Ice, Iceland Baby
Updated: May 19, 2019
In July 2016 I revisited Iceland for the first time since the mid 1990's. Reykjavik had developed from what I remembered as a sleepy little town with colourful, small corrugated tin houses to a country struggling to cope with the strain of the 2 million tourists that now visit this small country (according to the Icelandic Tourist Board, a total of 2,195,271 tourists visited Iceland in 2017). Keep in mind the population of Iceland is only around 330,000.
Don't let these statistics put you off visiting Iceland. These numbers are so high because Iceland is incredibly beautiful. Thanks Erwin Wong for these photos below that help showcase the stunning scenery.
I believe Iceland a destination that you should visit in Summer and then again in Winter for two completely different experiences (I haven't been in Winter yet, but trust me, I am planning it!). See Landmannalaugar in Summer and in Winter - Green Vs White (Thanks Arctic Truck Experience for the Winter photo).

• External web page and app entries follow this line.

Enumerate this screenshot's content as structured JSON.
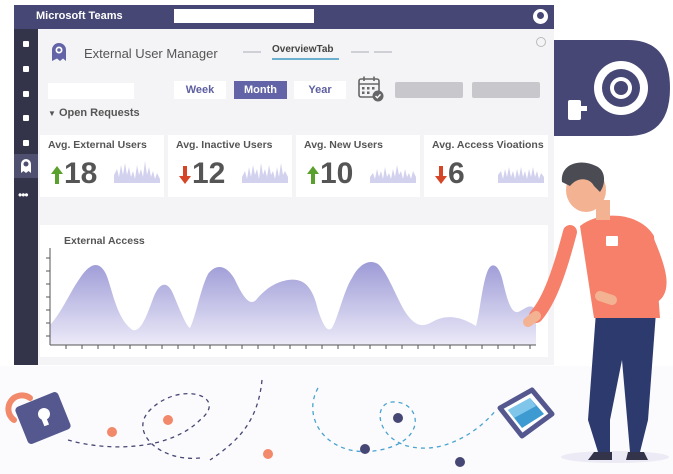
{
  "app": {
    "name": "Microsoft Teams"
  },
  "header": {
    "title": "External User Manager",
    "active_tab": "OverviewTab"
  },
  "period_toggle": {
    "options": [
      "Week",
      "Month",
      "Year"
    ],
    "selected": "Month"
  },
  "section": {
    "label": "Open Requests"
  },
  "kpis": [
    {
      "label": "Avg. External Users",
      "value": "18",
      "trend": "up"
    },
    {
      "label": "Avg. Inactive Users",
      "value": "12",
      "trend": "down"
    },
    {
      "label": "Avg. New Users",
      "value": "10",
      "trend": "up"
    },
    {
      "label": "Avg. Access Vioations",
      "value": "6",
      "trend": "down"
    }
  ],
  "chart": {
    "title": "External Access"
  },
  "colors": {
    "teams_purple": "#464775",
    "accent": "#6264a7",
    "up": "#5aa02c",
    "down": "#d64525",
    "area_fill": "#b8b6e0"
  },
  "icons": [
    "app-logo-icon",
    "calendar-icon",
    "lock-icon",
    "cube-icon",
    "eye-icon"
  ]
}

The good news is, if you get off the excellent tar ring road the circumnavigates Iceland for at least some of your trip, you can still feel like you've got this beautiful country to yourself. There are "F Roads" that are all the dirt roads and tracks of Iceland. You must drive a 4x4 on these roads, but that means you will leave the tourist coaches behind. So, of course, we went not just in 4x4s, but Arctic modified 4x4s with their 38 inch tyres to give us extra clearance for some pretty fun water crossings - Sweeeet! Our 13 day route was around 90% off road. There were 6 cars in our convoy including our local expert guides, Siggy and his wife Habba. This was the first Iceland adventure we ran for our Self Drive Adventures business.
Through the centre of Iceland we followed ancient passes with names like"Sprengisandur". Around 930–1265 this was one of the important north-south routes that connected remote regions of the island to the Plains of the Parliament, Þingvellir, where the yearly parliament was held each year at midsummer. Sandr means "Sand" - I did not realise Iceland is like a desert through its centre. Being covered with snow through the Winter, I guess it is easy to understand why nothing much grows here. There are even ancient markers over 1,000 years old that mark the track and a show of Icelandic humour - a blue fire hydrant in the middle of nowhere.
There are a couple of standard jokes in Iceland - "If you find yourself lost in a a forest in Iceland....stand up" - Iceland does have some trees, but they don't grow very high...."If you don't like the weather in Iceland....wait 5 minutes". People do camp in Iceland, but you'd better be prepared to get wet and perhaps have your tent blown over. We decided a combination of hotels, hostals and hikers huts may be the way to go instead. This gave us relative comfort in the remotest of places. You do need to be prepared to sleep in close quarters with other hikers and travelers in these bunk-style dormitories.
I've posted a brief day to day itinerary of our tour below but if you'd just like to watch the video of the trip, turn up your volume and enjoy!
Below are links to the day by day itinerary:
Day 3: Reykjavik to Þingvellir and Hvolsvöllur